Additional cations and seed crystals entering the vessel from the feed water serve to further induce crystalline formation on the surface of the media. As aragonite and calcite crystalline growth occurs upon the surface of the media, the scale forming species within the water are precipitated within the vessel and adhere to the media as a calcite and aragonite formation.
Solidification of the media bed and filtration vessel is prevented with a controlled, periodical water flow reversal and bed expansion.
The internal vessel agitation created by the "backwash" cycle causes the crystals to become dislodged from the media and removed from the vessel via the backwash to waste process.
The removal of the crystalline formation from the surface of the media is due to the difference in the Mohs hardness value of the media and the calcium based crystals.
Calcite, with a hardness of between 2 - 3, and aragonite with a hardness of 3.
The precipitation and crystalline formation within the vessel allows for a gross reduction of scale forming species within the water. In recirculating cooling tower water, both aragonite and calcite formation on the surface of the media results in the removal of calcium from the systems water.

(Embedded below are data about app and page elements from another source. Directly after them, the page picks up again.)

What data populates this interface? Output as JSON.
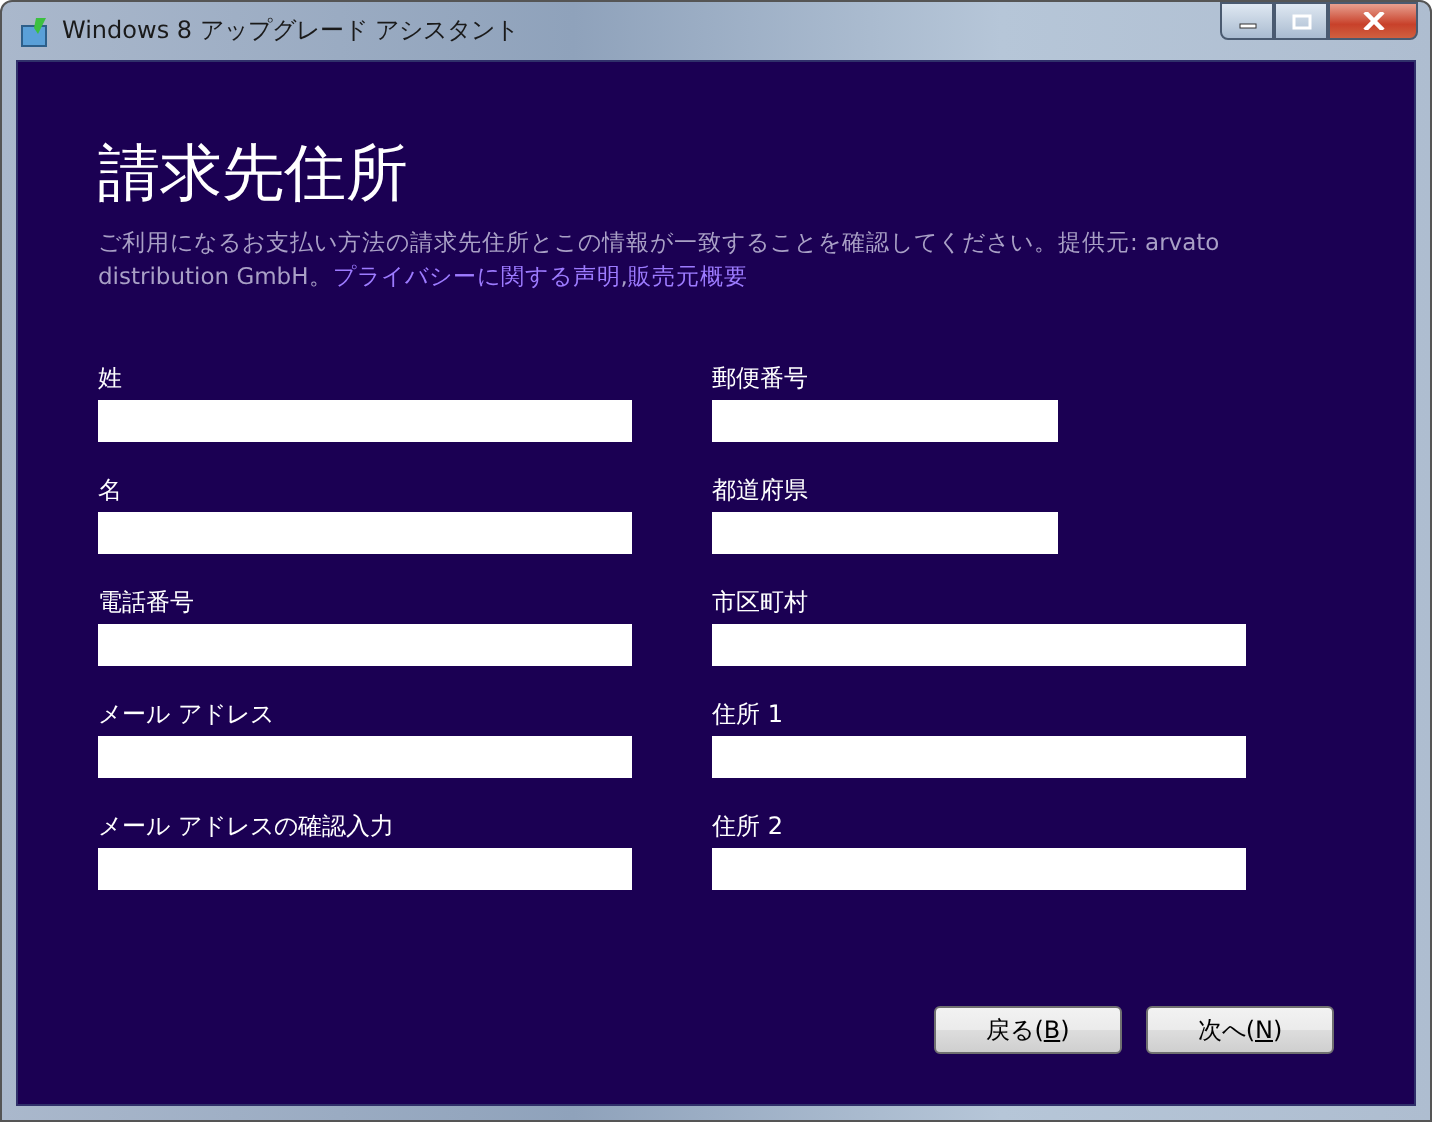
{
  "window": {
    "title": "Windows 8 アップグレード アシスタント"
  },
  "heading": "請求先住所",
  "description": {
    "text": "ご利用になるお支払い方法の請求先住所とこの情報が一致することを確認してください。提供元: arvato distribution GmbH。",
    "links": [
      "プライバシーに関する声明",
      "販売元概要"
    ],
    "separator": ","
  },
  "left_fields": [
    {
      "label": "姓",
      "kind": "long"
    },
    {
      "label": "名",
      "kind": "long"
    },
    {
      "label": "電話番号",
      "kind": "long"
    },
    {
      "label": "メール アドレス",
      "kind": "long"
    },
    {
      "label": "メール アドレスの確認入力",
      "kind": "long"
    }
  ],
  "right_fields": [
    {
      "label": "郵便番号",
      "kind": "short"
    },
    {
      "label": "都道府県",
      "kind": "short"
    },
    {
      "label": "市区町村",
      "kind": "long"
    },
    {
      "label": "住所 1",
      "kind": "long"
    },
    {
      "label": "住所 2",
      "kind": "long"
    }
  ],
  "buttons": [
    {
      "before": "戻る(",
      "accesskey": "B",
      "after": ")"
    },
    {
      "before": "次へ(",
      "accesskey": "N",
      "after": ")"
    }
  ]
}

This action ultimately "softens" the water by reducing the concentration of "hard" cations, rather than the traditional methods of softening via the replacement of hard cations with soft cations. In that the calcite crystals will incorporate Fe, Mg, Mn, Zn and Co, a variety of cations may also be removed as a result of the integrated process.
Basically, the overall effect is the removal of the cations, reduction of hardness, reduction of total dissolved and suspended solids to approximately 5 microns and the creation of a descaling circulating medium which reverses the scaling process within the contact surfaces of the system.
There have been a number of significant developments within the past few years pertaining to non-chemical treatment systems for cooling towers. Could it be that there is now an economical, meaningful solution available for the more thancooling towers in the country?
A system that offers corrosion control, suspended solids control, biological control and scale control with water savings, certainly would be appealing to many facility engineers.Variable Frequency Drives (VFDs) and Cooling Towers Variable Frequency Drives & Cooling Towers Many utilities are now offering rebates for the installation of VFD’s or retro-fitting existing equipment with variable frequency drives.
quirement in cooling towers. VFDs also eliminate the need for motor starters, help- ing to offset the cost of the drives. Lower by the utility.
Several low-cost methods can reduce cooling tower water consumption. The first is to set a proper bleed rate for the tower.
VFDs and Cooling Towers; Posted January 20, by Pepper Hastings. Although it is best to consider VFD capabilities during a tower's initial design, VFDs can be implemented into existing applications effectively. Many resources offer comprehensive information on state, local, utility, and federal incentives that promote renewable.
Variable Frequency Drives: Operation and Application with Evaporative Cooling Equipment Benjamin Cohen It is highly recommended that all VFDs for cooling tower fan appli- cooling tower system’s resonant frequency, so it is recommended.
The Benefits of VFDs on Cooling Towers Variable-frequency drives can adjust fan speed, reverse fan rotation By JOE KOEPKE Yaskawa Electric America Inc.
state, local, utility, and federal incentives that promote renew-able energy and energy efficiency. Whether in a new design or an existing application, VFDs offer. May 13, · A cooling tower's motor is specifically manufactured to endure the rigors of either an industrial or a commercial application.
The driving equipment behind electric motors (fans and pumps) operate at a steady, constant speed, and are usually handled by a mechanical throttling such as pump valves or louver slats.5/5(5).